What a pleasure to watch French boutiques open again and see that, despite the rain, your clients are there. The optimism has been palpable, and we’re delighted.
This third lockdown – even if it saved thousands of lives – will certainly have been the most violent for businesses deemed “non-essential” and for our brands. It was violent, unfair, and provoked disastrous consequences. The fact is that by keeping fashion businesses closed, the government caused long-term damage to our industry’s economy and vitality.
Though the Prime Minister now defends what he calls “reasonable and cautious optimism”, we know that it’s critical to persist in making our message heard since the struggle isn’t over.
Along with the Union Française des Industries Mode et Habillement (UFIMH), we’re continuing discussions with the government and public authorities and advocating that measures equal to the gravity of the situation be swiftly – and I’ll say finally – taken.
First there are the emergency measures, notoriously inadequate, concerning stock, rent, and even access to solidarity funds. Given all the huge holes in the safety net for our companies, these measures need to be reviewed and strengthened very rapidly.
Next is businesses’ financial health, which has been seriously damaged by the health crisis.

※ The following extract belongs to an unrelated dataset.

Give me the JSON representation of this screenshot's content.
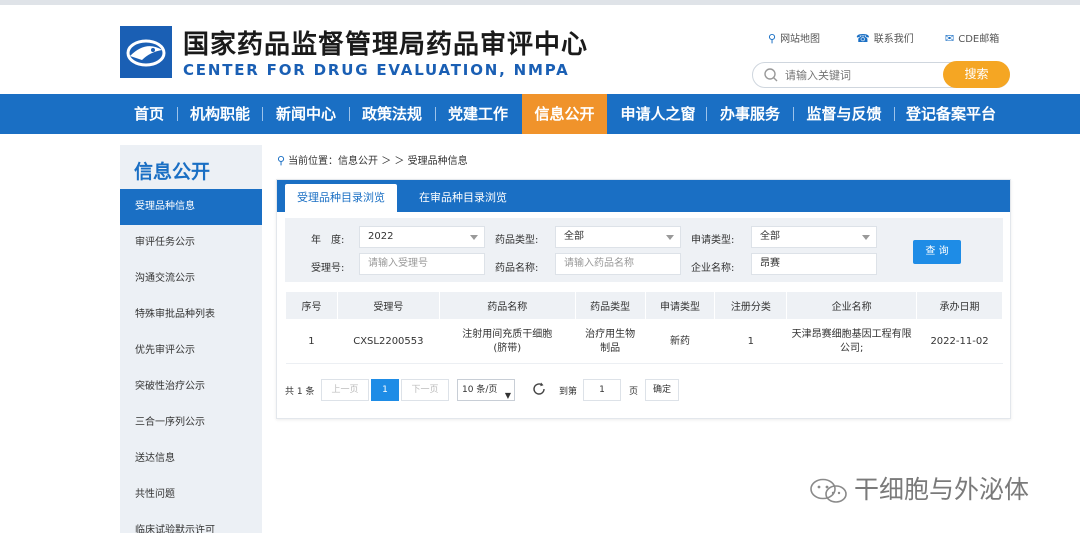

Repayment schedules for state-guaranteed bank loans (PGEs) should be extended and, as suggested by Finance Minister Bruno Le Maire, a relief scheme for the most affected businesses should be quickly introduced. Participative loans and a sectoral fund (which we have consistently asked for) should also be established and adapted to the reality of our businesses and help them improve their capital position.
And finally, the core of our concerns is, of course, economic recovery. We’re fighting for the plan to include stronger measures to support small and medium-sized businesses, especially brands, which are currently ruled out of a certain number of programs. They should get more support to make the best of the major changes the health crisis has accelerated, in particular buying habits and environmental and digital transitions.
It’s time to enact strong measures to help the cultural and creative industries!
Ready-to-wear businesses are ready to move forward. Over the last year, on their own and sometimes with help from DEFI and our Fédération, they have made considerable effort to accelerate their digital and CSR transformations. The health situation is improving, and consumption and international markets are moving again. An upturn is ahead. The government must be part of the economic recovery!
Pierre-François Le Louët – FFPAPF President